Red Clay Halo tells the story of the Southern Tenant Farmers Union, an interracial union of the rural poor created in the midst of the Great Depression. From the raw materials of fundamentalist Christianity and their own lived experience they created a powerful critique of racial capitalism and successfully lobbied the federal government for housing. It’s a play where the protagonists are sharecroppers and the deus ex machina is public housing.
Inspired by Baptist revivals, Federal Theatre Project plays, and radical theatre groups like Joint Stock Company, this play weaves documentary material, music, and invented scenes to tell a story of resistance against unfathomably bad odds.
This is a play about people who, forced against the wall and with nothing left to lose, fought back.
Flexible casting (minimum 8 actors), 2 hours
[River Rouge] is red as hell, and damn proud of it, too. What is perhaps most fascinating about what this show had to say on a political level, though, is that it refuses to oversimplify complex debates which were relevant in the early 1930s and which remain relevant today…Boyd gives these conversations and debates the nuance that they deserve, and the work and the political statements that it seeks to deliver are all the more interesting because of that.

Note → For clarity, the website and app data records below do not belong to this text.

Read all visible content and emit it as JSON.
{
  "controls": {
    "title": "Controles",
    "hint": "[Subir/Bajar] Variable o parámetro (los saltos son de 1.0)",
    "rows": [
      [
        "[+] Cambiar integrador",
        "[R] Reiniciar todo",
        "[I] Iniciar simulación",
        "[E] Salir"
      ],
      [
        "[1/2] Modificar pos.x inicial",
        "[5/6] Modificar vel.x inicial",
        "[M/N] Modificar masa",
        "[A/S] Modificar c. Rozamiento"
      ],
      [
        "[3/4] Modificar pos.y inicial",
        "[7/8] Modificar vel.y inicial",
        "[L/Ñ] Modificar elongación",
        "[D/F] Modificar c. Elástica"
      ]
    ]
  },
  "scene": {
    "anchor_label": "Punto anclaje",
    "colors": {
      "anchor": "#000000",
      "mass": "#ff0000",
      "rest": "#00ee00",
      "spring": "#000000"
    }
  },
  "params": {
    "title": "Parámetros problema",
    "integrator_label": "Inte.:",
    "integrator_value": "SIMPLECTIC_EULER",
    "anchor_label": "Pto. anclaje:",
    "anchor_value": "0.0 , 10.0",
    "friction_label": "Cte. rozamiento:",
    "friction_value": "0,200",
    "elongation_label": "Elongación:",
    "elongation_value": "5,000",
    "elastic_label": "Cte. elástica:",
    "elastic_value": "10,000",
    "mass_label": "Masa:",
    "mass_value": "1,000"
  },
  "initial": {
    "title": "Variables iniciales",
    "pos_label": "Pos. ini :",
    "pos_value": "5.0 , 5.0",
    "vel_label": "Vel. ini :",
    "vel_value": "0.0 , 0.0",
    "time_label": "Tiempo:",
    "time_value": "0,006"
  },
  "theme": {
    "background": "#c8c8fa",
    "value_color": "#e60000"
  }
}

BWOG, COLUMBIA STUDENT NEWS
Ultimately, [Bitch: A Play About Antigone] beats idealism bloody. Everyone is hiding something, even while they air their opponent’s dirty laundry in the name of transparency.
WASHINGTON CITY PAPER
[Acres of Diamonds] abounds in sharp dialogue that spans the whole spectrum of adolescent and adult worry while still adeptly leaving much unsaid.
THE HARVARD CRIMSON